**ABOUT THIS EXERCISE:**
Wherever a line in the records contains the word "mais", return that line.

[Interface dataset entries]
☆ ☆ ☆ ☆ ☆ ☆ ☆

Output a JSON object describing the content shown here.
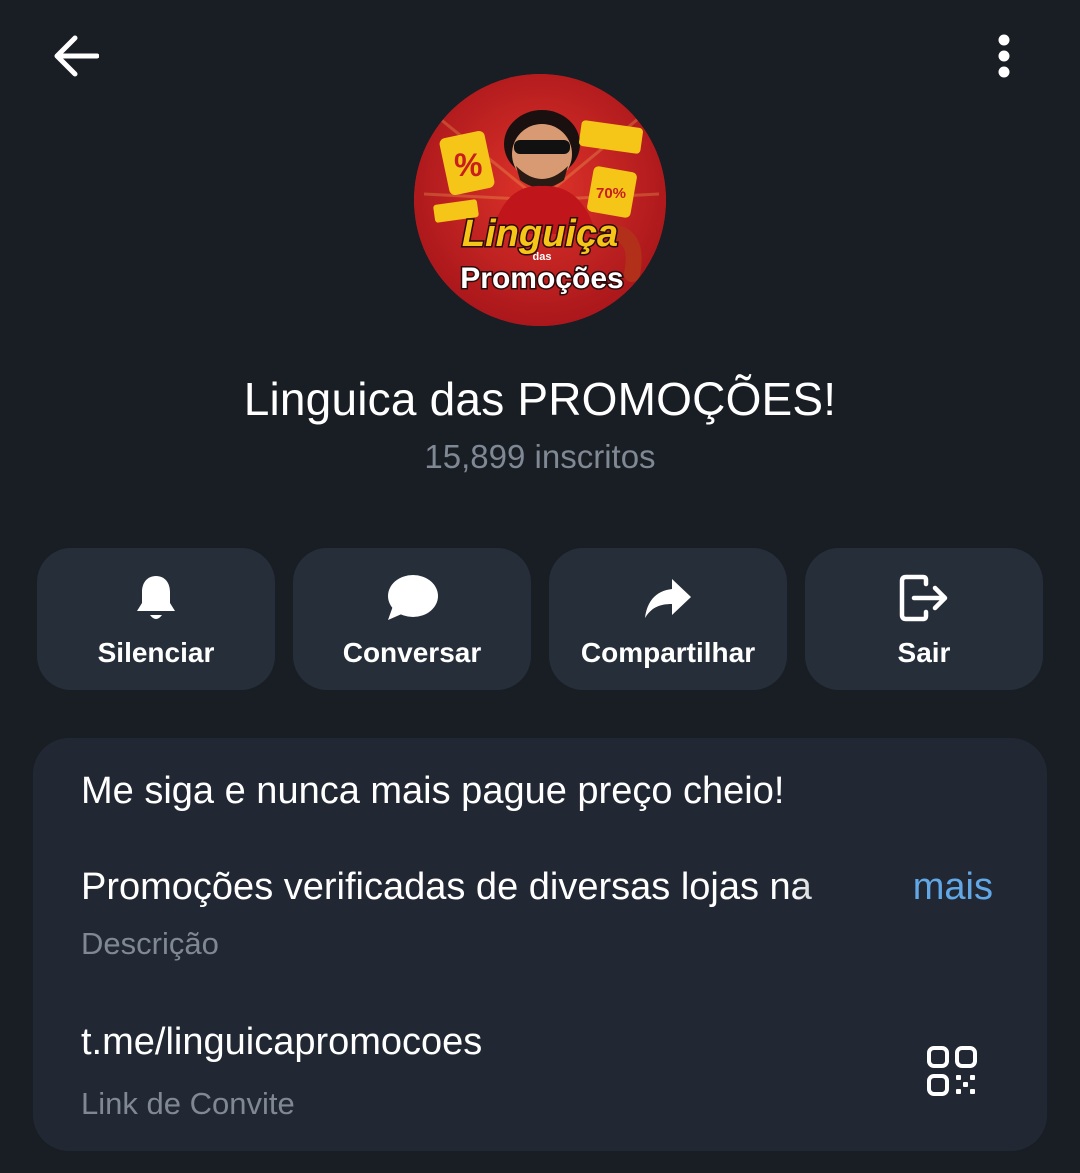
{
  "header": {
    "back_icon": "arrow-left-icon",
    "menu_icon": "more-vertical-icon"
  },
  "channel": {
    "title": "Linguica das PROMOÇÕES!",
    "subscribers": "15,899 inscritos",
    "avatar_logo_text_line1": "Linguiça",
    "avatar_logo_text_line2": "das",
    "avatar_logo_text_line3": "Promoções",
    "avatar_badge_percent": "%",
    "avatar_badge_off": "70%",
    "avatar_colors": {
      "background": "#c81e1e",
      "logo_yellow": "#f5c518",
      "logo_white": "#ffffff"
    }
  },
  "actions": [
    {
      "label": "Silenciar",
      "icon": "bell-icon"
    },
    {
      "label": "Conversar",
      "icon": "chat-bubble-icon"
    },
    {
      "label": "Compartilhar",
      "icon": "share-arrow-icon"
    },
    {
      "label": "Sair",
      "icon": "exit-icon"
    }
  ],
  "info": {
    "description_line1": "Me siga e nunca mais pague preço cheio!",
    "description_line2": "Promoções verificadas de diversas lojas na",
    "more_label": "mais",
    "description_caption": "Descrição",
    "invite_link": "t.me/linguicapromocoes",
    "invite_caption": "Link de Convite",
    "qr_icon": "qr-code-icon"
  },
  "colors": {
    "background": "#191d24",
    "button_bg": "#262e39",
    "card_bg": "#222833",
    "secondary_text": "#7f8893",
    "link_accent": "#62a8e6"
  }
}
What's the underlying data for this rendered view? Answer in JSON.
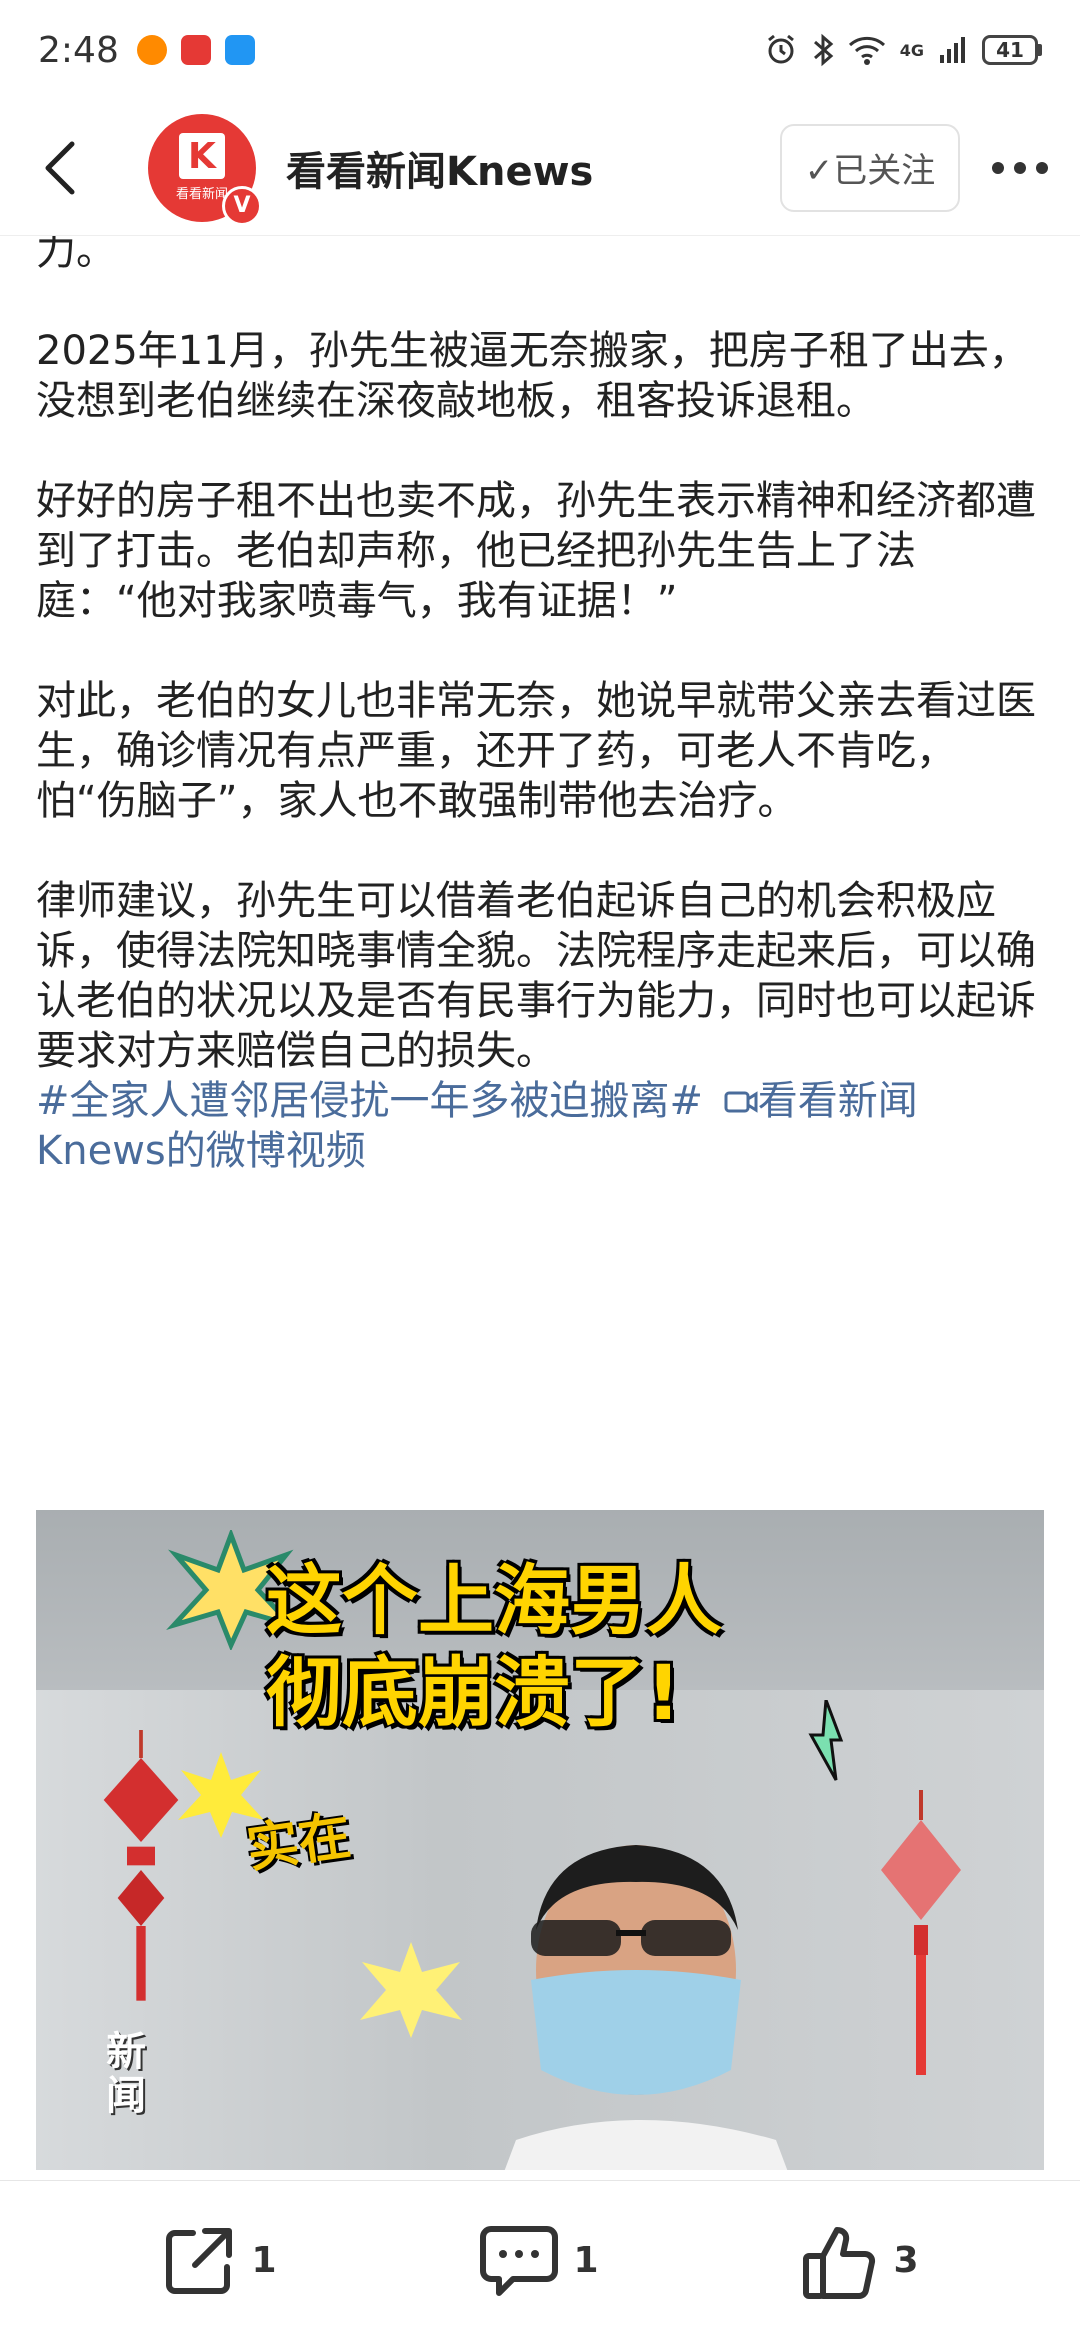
{
  "status_bar": {
    "time": "2:48",
    "network": "4G",
    "battery": "41"
  },
  "header": {
    "account_name": "看看新闻Knews",
    "avatar_text": "看看新闻",
    "verified_mark": "V",
    "follow_label": "✓已关注"
  },
  "article": {
    "paragraphs": [
      "力。",
      "2025年11月，孙先生被逼无奈搬家，把房子租了出去，没想到老伯继续在深夜敲地板，租客投诉退租。",
      "好好的房子租不出也卖不成，孙先生表示精神和经济都遭到了打击。老伯却声称，他已经把孙先生告上了法庭：“他对我家喷毒气，我有证据！”",
      "对此，老伯的女儿也非常无奈，她说早就带父亲去看过医生，确诊情况有点严重，还开了药，可老人不肯吃，怕“伤脑子”，家人也不敢强制带他去治疗。",
      "律师建议，孙先生可以借着老伯起诉自己的机会积极应诉，使得法院知晓事情全貌。法院程序走起来后，可以确认老伯的状况以及是否有民事行为能力，同时也可以起诉要求对方来赔偿自己的损失。"
    ],
    "hashtag": "#全家人遭邻居侵扰一年多被迫搬离#",
    "video_link": "看看新闻Knews的微博视频"
  },
  "video": {
    "headline_line1": "这个上海男人",
    "headline_line2": "彻底崩溃了!",
    "caption": "实在",
    "watermark": "新闻"
  },
  "actions": {
    "repost_count": "1",
    "comment_count": "1",
    "like_count": "3"
  },
  "colors": {
    "brand_red": "#e53935",
    "link_blue": "#4a6c9b",
    "headline_yellow": "#ffd400"
  }
}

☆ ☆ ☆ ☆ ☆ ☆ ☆

**OUTPUT OF THE TASK:**
    "description_line1": "Me siga e nunca mais pague preço cheio!",
    "more_label": "mais",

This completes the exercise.